The GRSF is the focal point for road safety at the World Bank and is coordinating an initiative between eight multilateral development banks (MDBs) looking to harmonize their approaches to country road safety interventions.
“Currently, 1.3 million people are killed on the world’s roads each year and 90 percent of these deaths occur in low- and middle-income countries, with an economic cost that can exceed total overseas aid flowing in.” |Rachel Kyte, Vice President for Sustainable Development, World Bank
The participating banks are the African Development Bank, Asian Development Bank, development bank of Latin America, European Bank for Reconstruction and Development, European Investment Bank, Inter-American Development Bank, Islamic Development Bank, and the World Bank.
According to Dr. Etienne Krug, director of the WHO Department for Violence and Injury Prevention and Disability, “The development banks can play a key role during the Decade of Action by ensuring that the safety of citizens is prioritized in loans for road building.”
Boosting Road Safety Capacity in the Developing World
The UN Collaboration meeting announced several new developments aimed at boosting the road safety capacity of low- and middle-income countries. These include CAF (development bank of Latin America) joining the MDB Road Safety Initiative and the launch of a new road safety observatory for Latin American countries to help improve data collection and information on road traffic crashes in the region.
“The development banks can play a key role during the Decade of Action by ensuring that the safety of citizens is prioritized in loans for road building.” |Dr. Etienne Krug, Director, Department for Violence and Injury Prevention and Disability, World Health Organization

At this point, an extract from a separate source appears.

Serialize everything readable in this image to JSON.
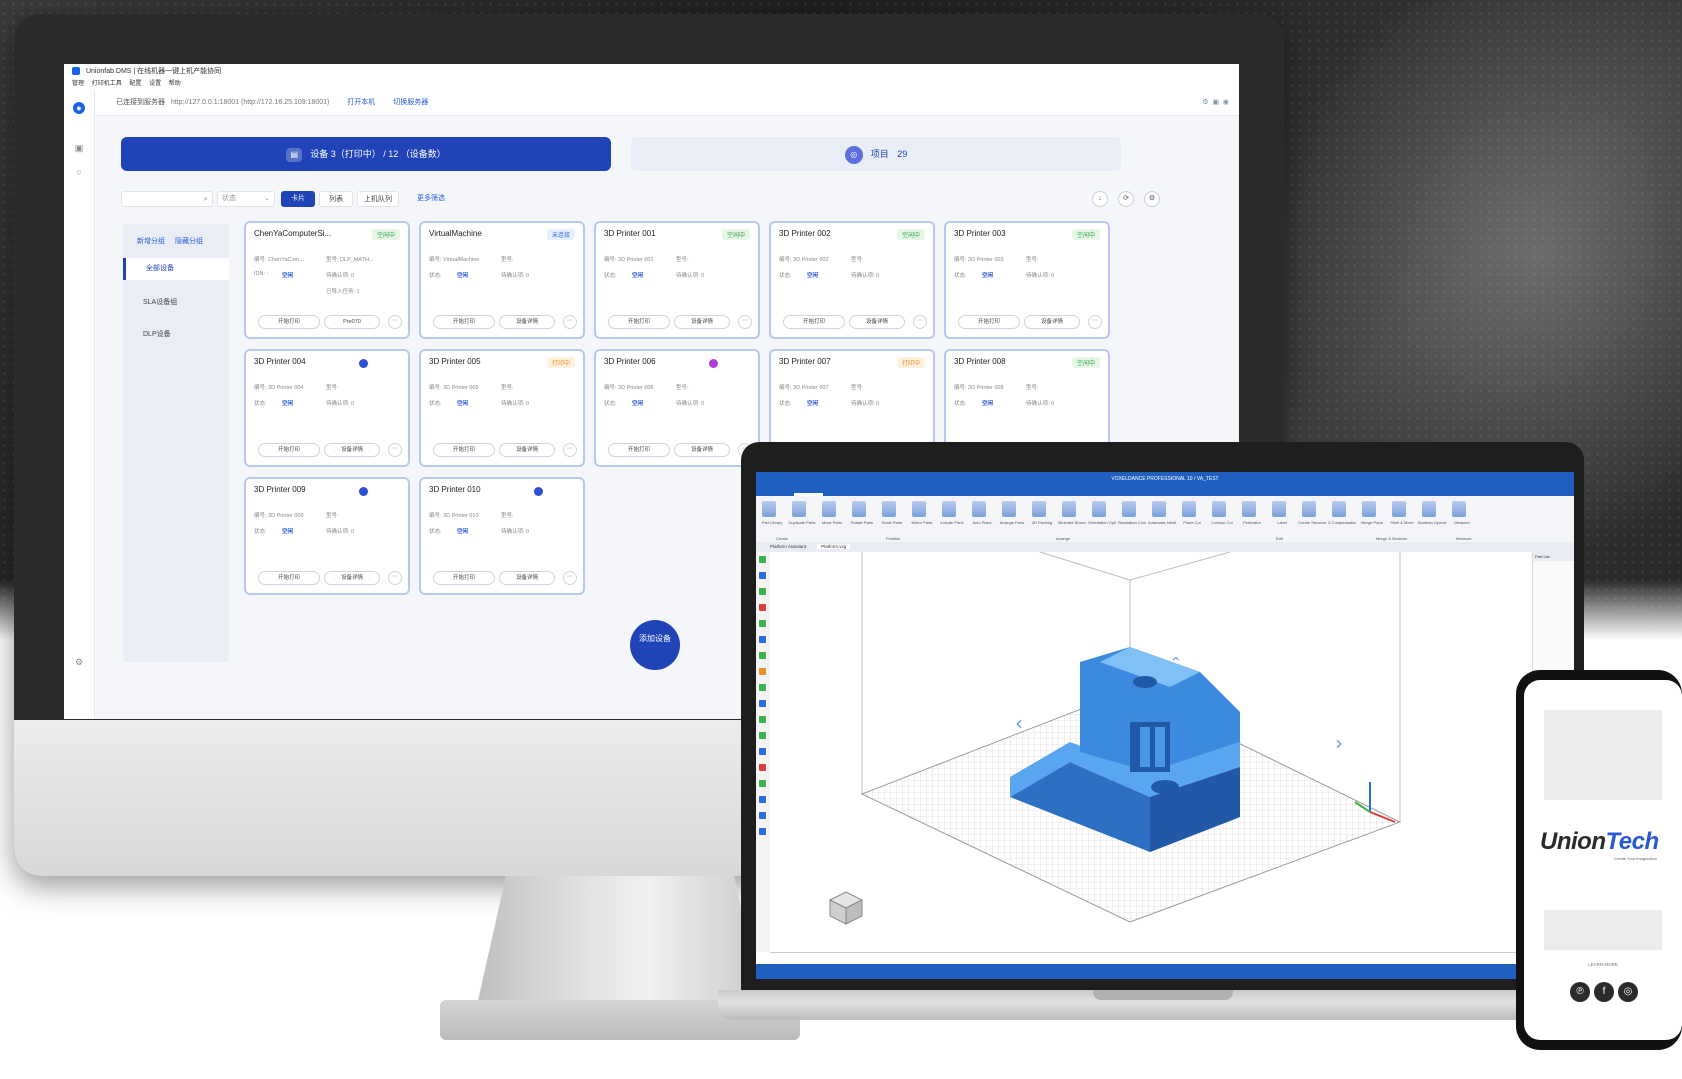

The Government of Singapore and the GRSF are also establishing a new International Road Policing Organization (RoadPol) Secretariat in Singapore.
For Anselm Lopez, director at the Ministry of Home Affairs in Singapore, “Road safety policing in the developing world needs greater support to achieve results in protecting citizens.” An important role for RoadPol will be to promote higher standards of policing.
Involving Civil Society
Civil society groups also have a critical role to play in action and advocacy on road safety, and the GRSF and Safe Kids Worldwide are hosting a discussion with CSOs on April 18 to explore how they can become more involved.
Safe Kids is part of the newly established Global Alliance of NGOs for Road Safety, which aims to be a coordinating body for NGOs working on road safety and contribute to the influence and visibility of their initiatives.
The discussion with CSOs will be webcast live on the World Bank website.
The attendees listen to panelists Tawia Addo-Ashong, GRSF Program Coordinator; Dr. Etienne Krug, Director, WHO Department for Violence and Injury Prevention and Disability; David Strickland, Administrator, U.S. National Highway Traffic Safety Administration; Jose Luis Irigoyen, Director, Transport, Water, and Information and Communication Technologies, World Bank; and Dr. Margie Peden, Coordinator, WHO Department for Violence and Injury Prevention and Disability.
Contributed by Cathy Russell, Senior Communications Officer, World Bank Department of Transport, Water, and Information & Communication Technologies.